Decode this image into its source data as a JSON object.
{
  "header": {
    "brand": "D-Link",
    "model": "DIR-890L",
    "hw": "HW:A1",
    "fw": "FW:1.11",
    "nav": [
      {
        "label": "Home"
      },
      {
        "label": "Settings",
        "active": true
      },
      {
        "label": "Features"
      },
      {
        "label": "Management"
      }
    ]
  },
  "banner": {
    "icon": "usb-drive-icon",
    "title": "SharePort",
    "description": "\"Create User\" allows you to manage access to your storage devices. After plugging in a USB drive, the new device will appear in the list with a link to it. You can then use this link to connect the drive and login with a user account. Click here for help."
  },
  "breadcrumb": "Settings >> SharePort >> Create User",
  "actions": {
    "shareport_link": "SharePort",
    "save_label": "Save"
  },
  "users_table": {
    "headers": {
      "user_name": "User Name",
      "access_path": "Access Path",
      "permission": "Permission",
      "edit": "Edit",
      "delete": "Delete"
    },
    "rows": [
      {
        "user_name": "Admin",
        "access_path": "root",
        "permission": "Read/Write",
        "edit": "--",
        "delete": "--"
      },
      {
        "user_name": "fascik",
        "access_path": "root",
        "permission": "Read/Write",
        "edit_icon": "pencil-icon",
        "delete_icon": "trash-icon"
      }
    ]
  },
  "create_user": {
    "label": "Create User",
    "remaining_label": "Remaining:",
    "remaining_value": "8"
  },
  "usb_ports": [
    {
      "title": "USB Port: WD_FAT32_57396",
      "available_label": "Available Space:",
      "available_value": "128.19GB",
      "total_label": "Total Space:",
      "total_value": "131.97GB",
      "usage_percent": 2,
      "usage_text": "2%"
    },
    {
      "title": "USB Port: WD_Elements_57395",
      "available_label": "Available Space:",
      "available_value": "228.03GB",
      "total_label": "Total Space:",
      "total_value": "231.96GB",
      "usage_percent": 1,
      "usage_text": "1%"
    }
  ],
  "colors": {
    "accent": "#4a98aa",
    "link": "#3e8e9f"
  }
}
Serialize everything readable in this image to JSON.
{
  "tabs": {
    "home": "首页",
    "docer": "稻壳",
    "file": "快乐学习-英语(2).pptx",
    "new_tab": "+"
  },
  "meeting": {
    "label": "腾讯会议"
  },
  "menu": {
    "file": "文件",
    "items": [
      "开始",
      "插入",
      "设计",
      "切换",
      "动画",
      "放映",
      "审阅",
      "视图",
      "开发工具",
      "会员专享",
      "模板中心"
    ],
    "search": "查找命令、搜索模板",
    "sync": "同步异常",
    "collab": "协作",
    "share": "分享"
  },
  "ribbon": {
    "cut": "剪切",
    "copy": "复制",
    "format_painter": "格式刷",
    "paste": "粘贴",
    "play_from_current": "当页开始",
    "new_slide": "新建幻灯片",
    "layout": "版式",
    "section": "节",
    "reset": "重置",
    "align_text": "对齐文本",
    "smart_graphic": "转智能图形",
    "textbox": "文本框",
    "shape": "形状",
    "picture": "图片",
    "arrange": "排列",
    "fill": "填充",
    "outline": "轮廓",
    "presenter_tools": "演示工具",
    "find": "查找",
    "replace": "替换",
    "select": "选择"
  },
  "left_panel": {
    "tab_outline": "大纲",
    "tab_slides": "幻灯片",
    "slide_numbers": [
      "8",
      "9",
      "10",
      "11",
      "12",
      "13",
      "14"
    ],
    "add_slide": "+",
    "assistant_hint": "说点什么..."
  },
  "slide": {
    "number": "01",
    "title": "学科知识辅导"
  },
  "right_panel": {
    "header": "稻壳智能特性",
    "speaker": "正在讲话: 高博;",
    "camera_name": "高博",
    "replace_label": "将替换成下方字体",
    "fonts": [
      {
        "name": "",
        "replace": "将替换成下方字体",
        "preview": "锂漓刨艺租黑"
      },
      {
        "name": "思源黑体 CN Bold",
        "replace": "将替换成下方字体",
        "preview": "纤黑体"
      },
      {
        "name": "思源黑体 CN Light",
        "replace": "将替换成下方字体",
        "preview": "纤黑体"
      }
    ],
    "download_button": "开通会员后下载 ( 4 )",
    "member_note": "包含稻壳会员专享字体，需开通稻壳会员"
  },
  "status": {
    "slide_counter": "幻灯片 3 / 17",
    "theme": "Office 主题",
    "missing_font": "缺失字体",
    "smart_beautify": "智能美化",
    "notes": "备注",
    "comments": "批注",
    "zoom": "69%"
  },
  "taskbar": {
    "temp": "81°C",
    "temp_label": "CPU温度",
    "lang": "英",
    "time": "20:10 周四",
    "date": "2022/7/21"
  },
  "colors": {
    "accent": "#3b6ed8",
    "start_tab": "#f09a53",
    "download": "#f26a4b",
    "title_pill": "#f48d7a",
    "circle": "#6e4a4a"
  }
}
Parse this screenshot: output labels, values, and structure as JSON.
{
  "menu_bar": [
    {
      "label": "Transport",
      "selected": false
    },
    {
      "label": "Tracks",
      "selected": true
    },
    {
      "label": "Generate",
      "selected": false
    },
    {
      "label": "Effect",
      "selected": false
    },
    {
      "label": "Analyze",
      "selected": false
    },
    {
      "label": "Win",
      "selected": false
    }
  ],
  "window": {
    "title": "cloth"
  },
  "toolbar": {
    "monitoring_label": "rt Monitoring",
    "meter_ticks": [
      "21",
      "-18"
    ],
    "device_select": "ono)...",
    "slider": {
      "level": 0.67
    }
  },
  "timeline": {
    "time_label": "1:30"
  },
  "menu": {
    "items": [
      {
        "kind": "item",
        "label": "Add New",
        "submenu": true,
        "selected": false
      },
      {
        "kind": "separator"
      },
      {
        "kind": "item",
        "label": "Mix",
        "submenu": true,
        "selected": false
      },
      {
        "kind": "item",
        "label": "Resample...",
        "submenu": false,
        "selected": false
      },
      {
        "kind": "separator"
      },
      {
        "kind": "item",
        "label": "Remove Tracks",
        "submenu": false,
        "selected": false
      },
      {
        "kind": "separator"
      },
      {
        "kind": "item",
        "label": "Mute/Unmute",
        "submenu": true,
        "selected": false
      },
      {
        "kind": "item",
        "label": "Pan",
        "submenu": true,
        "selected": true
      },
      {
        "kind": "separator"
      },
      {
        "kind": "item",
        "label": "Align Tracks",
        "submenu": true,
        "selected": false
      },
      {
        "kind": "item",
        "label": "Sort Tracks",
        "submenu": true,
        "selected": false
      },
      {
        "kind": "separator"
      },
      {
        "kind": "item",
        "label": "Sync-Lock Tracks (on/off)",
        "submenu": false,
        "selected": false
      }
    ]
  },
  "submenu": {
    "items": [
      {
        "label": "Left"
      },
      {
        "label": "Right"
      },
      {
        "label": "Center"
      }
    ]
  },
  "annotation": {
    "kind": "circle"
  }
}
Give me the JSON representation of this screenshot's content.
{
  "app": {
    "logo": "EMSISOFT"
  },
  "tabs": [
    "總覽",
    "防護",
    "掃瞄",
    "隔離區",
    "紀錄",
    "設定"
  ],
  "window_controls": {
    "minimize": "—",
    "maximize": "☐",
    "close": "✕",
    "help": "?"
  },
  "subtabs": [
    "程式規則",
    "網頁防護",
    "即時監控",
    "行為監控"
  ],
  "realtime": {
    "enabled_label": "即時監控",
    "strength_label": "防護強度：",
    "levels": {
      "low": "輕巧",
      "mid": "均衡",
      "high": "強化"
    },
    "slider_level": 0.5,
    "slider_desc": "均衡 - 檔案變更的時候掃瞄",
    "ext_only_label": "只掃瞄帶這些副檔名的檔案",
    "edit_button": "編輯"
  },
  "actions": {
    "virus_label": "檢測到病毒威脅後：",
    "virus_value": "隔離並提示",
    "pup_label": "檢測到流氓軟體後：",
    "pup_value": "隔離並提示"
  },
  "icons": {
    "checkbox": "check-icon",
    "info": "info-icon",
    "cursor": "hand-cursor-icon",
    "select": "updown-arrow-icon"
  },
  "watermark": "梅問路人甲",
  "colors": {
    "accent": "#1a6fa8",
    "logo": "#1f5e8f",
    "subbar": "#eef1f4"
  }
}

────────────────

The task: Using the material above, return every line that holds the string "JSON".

Response box:
Decode this image into its source data as a JSON object.
Serialize everything readable in this image to JSON.
Parse this screenshot: output labels, values, and structure as JSON.
Give me the JSON representation of this screenshot's content.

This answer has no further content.